It’s a rare thing when a climactic epic superhero battle can take a pause and give us a philosophical lesson using two synthezoids who like reading about ships but that’s exactly what WandaVision did when it had Wanda’s Vision and Hayward’s Vision square off in the town hall. The Ship of Theseus thought experiment asks the question: If an object has all of its parts replaced, does it remain the same object? The two bots ponder this for a bit while Wanda and Agatha throw hex bombs outside, but eventually, Wanda’s Vision is able to use some of the powers from his Mind Stone to unlock memories Hayward has kept from the being that’s now referred to as White Vision. As soon as he’s able to remember everything up until Thanos destroyed him, White Vision flies off to parts unknown but there’s no way the MCU is going to let Paul Bettany glide off into the sunset after he put so much work into making “attraction to synthezoids” a new sexual orientation.

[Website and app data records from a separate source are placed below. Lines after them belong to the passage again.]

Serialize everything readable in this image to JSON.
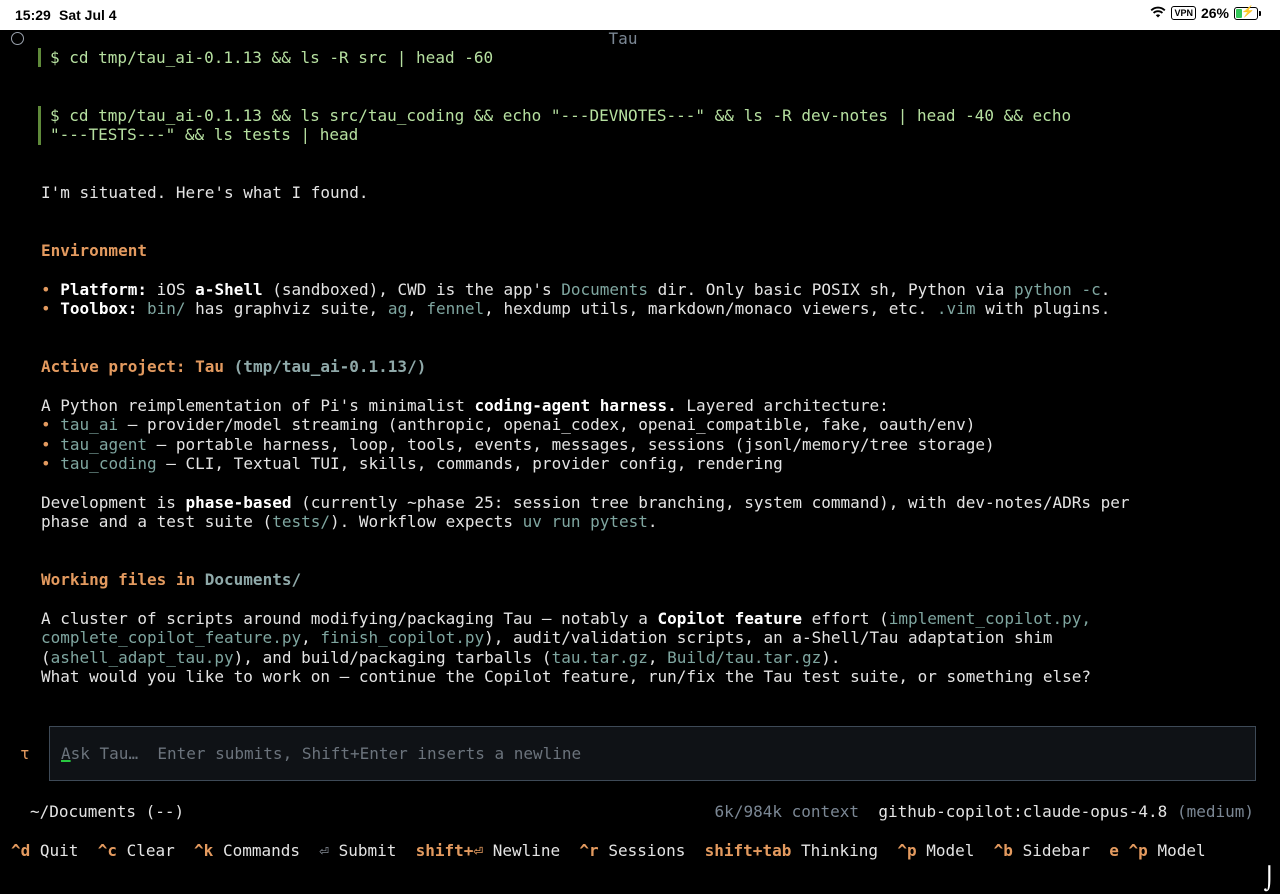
{
  "status_bar": {
    "time": "15:29",
    "date": "Sat Jul 4",
    "vpn": "VPN",
    "battery": "26%"
  },
  "window": {
    "title": "Tau"
  },
  "commands": [
    {
      "line1": "$ cd tmp/tau_ai-0.1.13 && ls -R src | head -60",
      "line2": ""
    },
    {
      "line1": "$ cd tmp/tau_ai-0.1.13 && ls src/tau_coding && echo \"---DEVNOTES---\" && ls -R dev-notes | head -40 && echo",
      "line2": "\"---TESTS---\" && ls tests | head"
    }
  ],
  "intro": "I'm situated. Here's what I found.",
  "environment": {
    "heading": "Environment",
    "platform_label": "Platform:",
    "platform_text_1": "iOS",
    "platform_bold": "a-Shell",
    "platform_text_2": "(sandboxed), CWD is the app's",
    "platform_code_1": "Documents",
    "platform_text_3": "dir. Only basic POSIX sh, Python via",
    "platform_code_2": "python -c",
    "platform_text_4": ".",
    "toolbox_label": "Toolbox:",
    "toolbox_code_1": "bin/",
    "toolbox_text_1": "has graphviz suite,",
    "toolbox_code_2": "ag",
    "toolbox_text_2": ",",
    "toolbox_code_3": "fennel",
    "toolbox_text_3": ", hexdump utils, markdown/monaco viewers, etc.",
    "toolbox_code_4": ".vim",
    "toolbox_text_4": "with plugins."
  },
  "project": {
    "heading": "Active project: Tau",
    "heading_path": "(tmp/tau_ai-0.1.13/)",
    "desc_1": "A Python reimplementation of Pi's minimalist",
    "desc_bold": "coding-agent harness.",
    "desc_2": "Layered architecture:",
    "items": [
      {
        "code": "tau_ai",
        "text": "— provider/model streaming (anthropic, openai_codex, openai_compatible, fake, oauth/env)"
      },
      {
        "code": "tau_agent",
        "text": "— portable harness, loop, tools, events, messages, sessions (jsonl/memory/tree storage)"
      },
      {
        "code": "tau_coding",
        "text": "— CLI, Textual TUI, skills, commands, provider config, rendering"
      }
    ],
    "dev_1": "Development is",
    "dev_bold": "phase-based",
    "dev_2": "(currently ~phase 25: session tree branching, system command), with dev-notes/ADRs per",
    "dev_3": "phase and a test suite (",
    "dev_code_1": "tests/",
    "dev_4": "). Workflow expects",
    "dev_code_2": "uv run pytest",
    "dev_5": "."
  },
  "working": {
    "heading": "Working files in",
    "heading_path": "Documents/",
    "p1_1": "A cluster of scripts around modifying/packaging Tau — notably a",
    "p1_bold": "Copilot feature",
    "p1_2": "effort (",
    "p1_code_1": "implement_copilot.py,",
    "p2_code_1": "complete_copilot_feature.py",
    "p2_1": ",",
    "p2_code_2": "finish_copilot.py",
    "p2_2": "), audit/validation scripts, an a-Shell/Tau adaptation shim",
    "p3_1": "(",
    "p3_code_1": "ashell_adapt_tau.py",
    "p3_2": "), and build/packaging tarballs (",
    "p3_code_2": "tau.tar.gz",
    "p3_3": ",",
    "p3_code_3": "Build/tau.tar.gz",
    "p3_4": ").",
    "question": "What would you like to work on — continue the Copilot feature, run/fix the Tau test suite, or something else?"
  },
  "input": {
    "prompt_symbol": "τ",
    "placeholder_first": "A",
    "placeholder_rest": "sk Tau…  Enter submits, Shift+Enter inserts a newline"
  },
  "footer": {
    "cwd": "~/Documents (--)",
    "context": "6k/984k context",
    "model": "github-copilot:claude-opus-4.8",
    "effort": "(medium)"
  },
  "keybindings": [
    {
      "key": "^d",
      "label": "Quit"
    },
    {
      "key": "^c",
      "label": "Clear"
    },
    {
      "key": "^k",
      "label": "Commands"
    },
    {
      "key": "⏎",
      "label": "Submit"
    },
    {
      "key": "shift+⏎",
      "label": "Newline"
    },
    {
      "key": "^r",
      "label": "Sessions"
    },
    {
      "key": "shift+tab",
      "label": "Thinking"
    },
    {
      "key": "^p",
      "label": "Model"
    },
    {
      "key": "^b",
      "label": "Sidebar"
    },
    {
      "key": "e",
      "label": ""
    },
    {
      "key": "^p",
      "label": "Model"
    }
  ]
}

This new Vision has popped up in both the West Coast Avengers comic series and in Tom King’s “The Vision,” so there’s material to pull from should Marvel want to give the character a completely new look. The biggest question will be this: how do you keep that suit clean?
Monica “Un-Grounded” Rambeau

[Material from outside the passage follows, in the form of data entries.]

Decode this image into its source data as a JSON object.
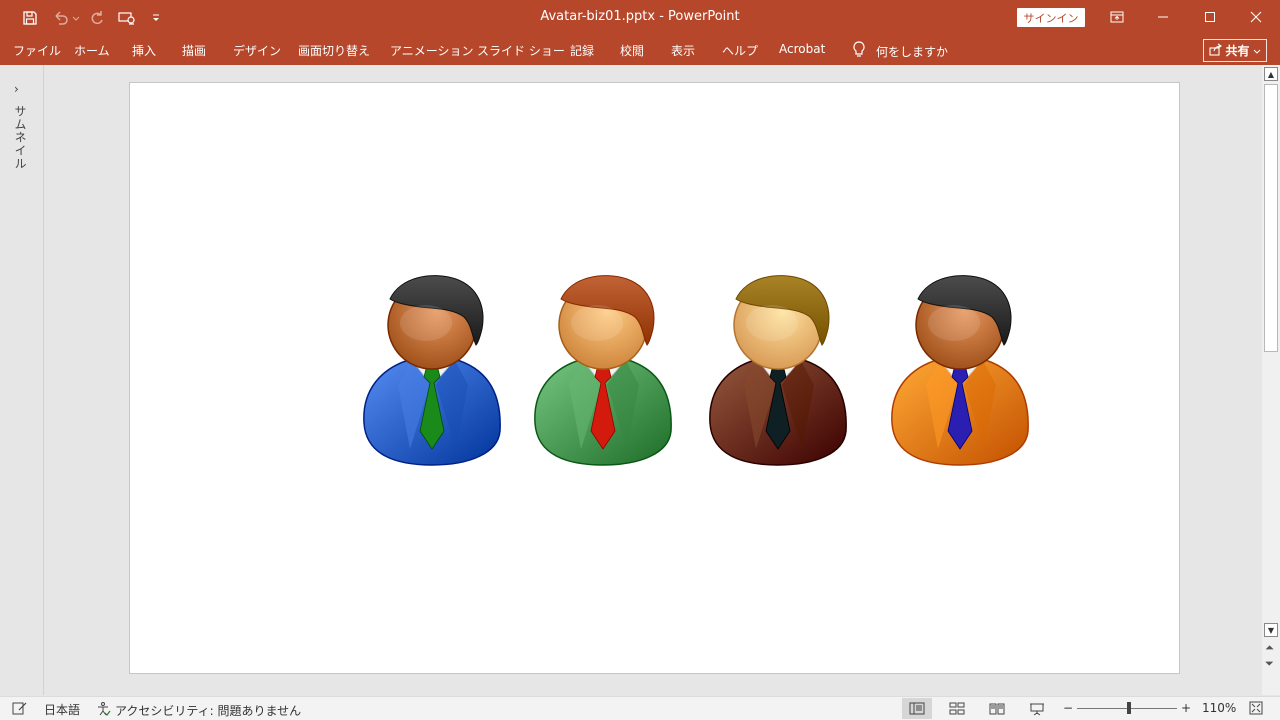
{
  "window": {
    "title": "Avatar-biz01.pptx  -  PowerPoint",
    "signin_label": "サインイン",
    "qat_icons": [
      "save-icon",
      "undo-icon",
      "redo-icon",
      "touch-mode-icon",
      "customize-qat-icon"
    ],
    "window_controls": [
      "ribbon-display-icon",
      "minimize-icon",
      "maximize-icon",
      "close-icon"
    ]
  },
  "ribbon": {
    "tabs": [
      "ファイル",
      "ホーム",
      "挿入",
      "描画",
      "デザイン",
      "画面切り替え",
      "アニメーション",
      "スライド ショー",
      "記録",
      "校閲",
      "表示",
      "ヘルプ",
      "Acrobat"
    ],
    "tell_me": "何をしますか",
    "share_label": "共有"
  },
  "rail": {
    "label": "サムネイル",
    "toggle_glyph": "›"
  },
  "slide": {
    "avatars": [
      {
        "name": "avatar-blue-suit",
        "hair": "#2e2e2e",
        "skin": "#b5652e",
        "suit": "#2f66cc",
        "tie": "#1a8a1a"
      },
      {
        "name": "avatar-green-suit",
        "hair": "#a34516",
        "skin": "#e59a52",
        "suit": "#4f9f5a",
        "tie": "#d21b0c"
      },
      {
        "name": "avatar-brown-suit",
        "hair": "#8a6508",
        "skin": "#efb06c",
        "suit": "#6e3115",
        "tie": "#0e2024"
      },
      {
        "name": "avatar-orange-suit",
        "hair": "#2e2e2e",
        "skin": "#b5652e",
        "suit": "#f5820e",
        "tie": "#2a1fb0"
      }
    ]
  },
  "status": {
    "language": "日本語",
    "accessibility": "アクセシビリティ: 問題ありません",
    "zoom_level": "110%",
    "zoom_fraction": 0.52,
    "views": [
      "normal-view-icon",
      "slide-sorter-icon",
      "reading-view-icon",
      "slideshow-icon"
    ]
  },
  "colors": {
    "accent": "#b7472a"
  }
}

WandaVision gave us one of the more compelling superhero origin stories when they introduced Monica Rambeau to audiences as both a kick-ass S.W.O.R.D. agent and Wanda’s unofficial, non-licensed therapist this season. Monica was the only character who could empathize with the overwhelming loss and suffocating sense of grief the young Avenger was feeling and she inadvertently gained some extraordinary powers when she broke through the Hex in an attempt to save her friend from herself. The finale’s first post-credits scene saw Monica being called to Westview’s abandoned theater by an unknown S.W.O.R.D. official who turned out to be a Skrull in disguise. She told Rambeau, “He heard you’d been grounded. He’d like to meet with you,” before pointing up to the sky. Monica gives her a little smirk, likely signaling she knows who this mysterious “he” is. We do too. It’s Nick Fury, who’s been chilling in space ever since Spider-Man: Far From Home’s end-credits revealed he’d swapped places with Skrull leader Talos for some intergalactic R&R. It’s likely Monica will head to the Skrull’s base where she’ll learn more about her new abilities and reunite with Auntie Carol aka Captain Marvel. Their current relationship seems a little strained but it’s nothing a good space battle and super-powered training montage can’t fix, right?

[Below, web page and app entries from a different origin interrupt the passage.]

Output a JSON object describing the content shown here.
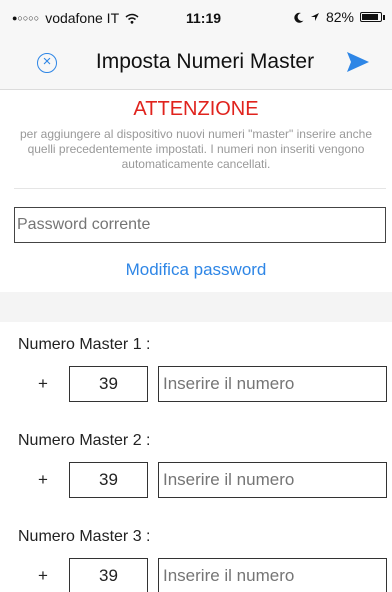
{
  "status_bar": {
    "signal": "●○○○○",
    "carrier": "vodafone IT",
    "wifi": "wifi-icon",
    "time": "11:19",
    "battery": "82%"
  },
  "navbar": {
    "title": "Imposta Numeri Master",
    "close_icon": "close-circle-icon",
    "send_icon": "send-icon",
    "accent": "#2e86e6"
  },
  "warning": {
    "title": "ATTENZIONE",
    "text": "per aggiungere al dispositivo nuovi numeri \"master\" inserire anche quelli precedentemente impostati. I numeri non inseriti vengono automaticamente cancellati.",
    "color": "#e0231d"
  },
  "password": {
    "placeholder": "Password corrente",
    "change_link": "Modifica password"
  },
  "masters": [
    {
      "label": "Numero Master 1 :",
      "plus": "+",
      "prefix": "39",
      "placeholder": "Inserire il numero"
    },
    {
      "label": "Numero Master 2 :",
      "plus": "+",
      "prefix": "39",
      "placeholder": "Inserire il numero"
    },
    {
      "label": "Numero Master 3 :",
      "plus": "+",
      "prefix": "39",
      "placeholder": "Inserire il numero"
    }
  ]
}
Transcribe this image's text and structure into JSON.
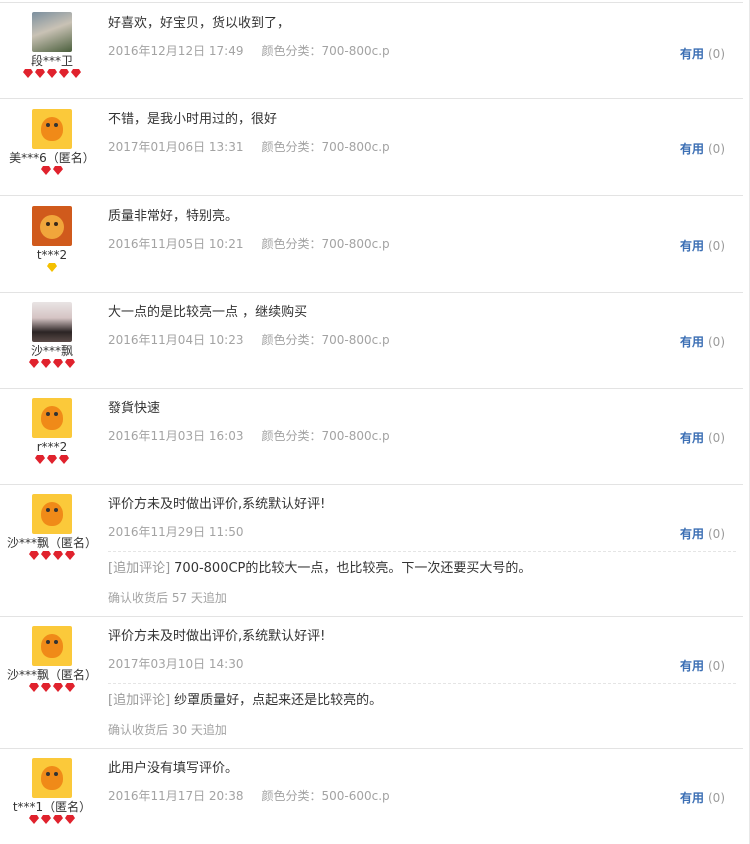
{
  "useful_label": "有用",
  "reviews": [
    {
      "avatar": "photo-avatar-plant",
      "username": "段***卫",
      "rank": {
        "color": "red",
        "count": 5
      },
      "content": "好喜欢，好宝贝，货以收到了，",
      "date": "2016年12月12日 17:49",
      "sku": "颜色分类：700-800c.p",
      "useful_count": "(0)"
    },
    {
      "avatar": "default-orange-avatar",
      "username": "美***6（匿名）",
      "rank": {
        "color": "red",
        "count": 2
      },
      "content": "不错，是我小时用过的，很好",
      "date": "2017年01月06日 13:31",
      "sku": "颜色分类：700-800c.p",
      "useful_count": "(0)"
    },
    {
      "avatar": "bear-avatar",
      "username": "t***2",
      "rank": {
        "color": "yellow",
        "count": 1
      },
      "content": "质量非常好，特别亮。",
      "date": "2016年11月05日 10:21",
      "sku": "颜色分类：700-800c.p",
      "useful_count": "(0)"
    },
    {
      "avatar": "photo-avatar-girl",
      "username": "沙***飘",
      "rank": {
        "color": "red",
        "count": 4
      },
      "content": "大一点的是比较亮一点 ，继续购买",
      "date": "2016年11月04日 10:23",
      "sku": "颜色分类：700-800c.p",
      "useful_count": "(0)"
    },
    {
      "avatar": "default-orange-avatar",
      "username": "r***2",
      "rank": {
        "color": "red",
        "count": 3
      },
      "content": "發貨快速",
      "date": "2016年11月03日 16:03",
      "sku": "颜色分类：700-800c.p",
      "useful_count": "(0)"
    },
    {
      "avatar": "default-orange-avatar",
      "username": "沙***飘（匿名）",
      "rank": {
        "color": "red",
        "count": 4
      },
      "content": "评价方未及时做出评价,系统默认好评!",
      "date": "2016年11月29日 11:50",
      "useful_count": "(0)",
      "append_tag": "[追加评论]",
      "append_text": "700-800CP的比较大一点，也比较亮。下一次还要买大号的。",
      "append_meta": "确认收货后 57 天追加"
    },
    {
      "avatar": "default-orange-avatar",
      "username": "沙***飘（匿名）",
      "rank": {
        "color": "red",
        "count": 4
      },
      "content": "评价方未及时做出评价,系统默认好评!",
      "date": "2017年03月10日 14:30",
      "useful_count": "(0)",
      "append_tag": "[追加评论]",
      "append_text": "纱罩质量好，点起来还是比较亮的。",
      "append_meta": "确认收货后 30 天追加"
    },
    {
      "avatar": "default-orange-avatar",
      "username": "t***1（匿名）",
      "rank": {
        "color": "red",
        "count": 4
      },
      "content": "此用户没有填写评价。",
      "date": "2016年11月17日 20:38",
      "sku": "颜色分类：500-600c.p",
      "useful_count": "(0)"
    }
  ]
}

Okay, we refuse to believe Evan Peters came back as Pietro Maximoff just for the payoff to be a pretty weak boner joke. Maybe this “Ralph” wasn’t the real Quicksilver, but that doesn’t take the X-Men tie-in option off the table entirely. In fact, it seems strange that WandaVision dedicated an entire episode to revisiting Wanda’s childhood trauma and revealing she had powers before her HYDRA experiment kicked off, to just nullify all that potential crossover work for some crude high school locker room humor.
Other Marvel works like Agents of S.H.I.E.L.D. have implied there are people with dormant abilities whose powers can be awakened, and Agatha referred to this herself when she said Wanda’s magic might have “died on the vine” if it hadn’t been charged up by an Infinity Stone. Maybe the key to bringing about mutants to the MCU isn’t the multiverse, but all of the energy released by the stones post-Blip?
Whatever happens in the future, WandaVision has been a worthwhile experiment for Marvel. It’s given fans a needed deep-dive into specific characters so that they could make emotional connections to these heroes — similar to what those early origin story films did for Captain America and Iron Man — and whether everything connects or some storylines are just contained to these spin-off series, this feels like a fresh, new future for the MCU.